My sister and I were educated in our first few encounters with the public. We learned quickly that thirty-six was a lot of candy bars in one case, and that we had been overconfident in the number of cases we had planned to sell. Maybe we could sell one case? If that. We also found that at least in principle, people didn’t want strangers coming to their doors selling random stuff while they were relaxing in their homes. That there was something called “soliciting,” and neighbors displayed signs that said “NO” to that. We also found it challenging to explain our enterprise to those that peeped around their metal security doors in answer to our ring.
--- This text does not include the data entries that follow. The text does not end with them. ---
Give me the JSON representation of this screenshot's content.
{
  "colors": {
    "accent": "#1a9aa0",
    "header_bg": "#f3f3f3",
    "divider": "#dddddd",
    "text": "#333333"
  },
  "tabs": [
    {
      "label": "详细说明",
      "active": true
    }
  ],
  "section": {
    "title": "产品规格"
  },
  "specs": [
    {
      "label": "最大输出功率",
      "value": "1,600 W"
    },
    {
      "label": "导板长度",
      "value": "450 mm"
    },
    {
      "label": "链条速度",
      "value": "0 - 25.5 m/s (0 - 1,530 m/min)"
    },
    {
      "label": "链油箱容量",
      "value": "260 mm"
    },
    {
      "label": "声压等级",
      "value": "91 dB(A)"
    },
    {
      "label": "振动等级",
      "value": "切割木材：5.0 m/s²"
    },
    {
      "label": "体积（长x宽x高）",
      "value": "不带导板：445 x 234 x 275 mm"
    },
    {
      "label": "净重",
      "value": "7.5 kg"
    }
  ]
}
When it was my sister’s turn to talk, she gave the pitch whilst grabbing opposite ankles behind her, first one leg and then the other. They don’t teach you that technique at sales school. She always ended her speech with, “Would you be intrested?” Our efforts took courage, and made demands of us outside of our experience and comfort level, but we were two motivated girls.
We returned home sadly not empty-handed, having sold a small handful of product, maybe five or six bars. No one had been rude to us–a little world-weary, perhaps, and often not “intrested,” but kind enough in an indifferent way. One smiling older gentleman said something puzzling. I remember it as being in an English accent: he would like to have us come by, he told us, at least to see our song and dance again. But despite a few successes, we realized that it would take ages of hard work to get rid of those stacks of neatly wrapped chocolates. In days following, we made more forays into the neighborhood, but with our ambitions greatly tempered by reality. And we turned in the boxes we didn’t sell. I don’t think we qualified for a single prize, not even a Slinky or a Rubik’s Cube, after all that.
I told my mom the story of the polite older man and his odd speech to us. “Why would he say that?” I asked her. “We didn’t do any singing or dancing.” Bemused, my mom explained that he had used an expression that meant a kind of memorized sequence. He was referring to our sales pitch. Oh. I had been confused because, in my mind, our sales patter was as far from music and dance as my sister and I were from the likelihood of winning that Walkman (only twenty cases!)
*Last I checked, Don Reagan was still coming to the school once a year and inspiring eighth-graders to hit the streets with this delectable product. However, now World’s Finest offers an item wrapped in gold and green called “Mint Meltaways,” which indeed live up to their name.Published in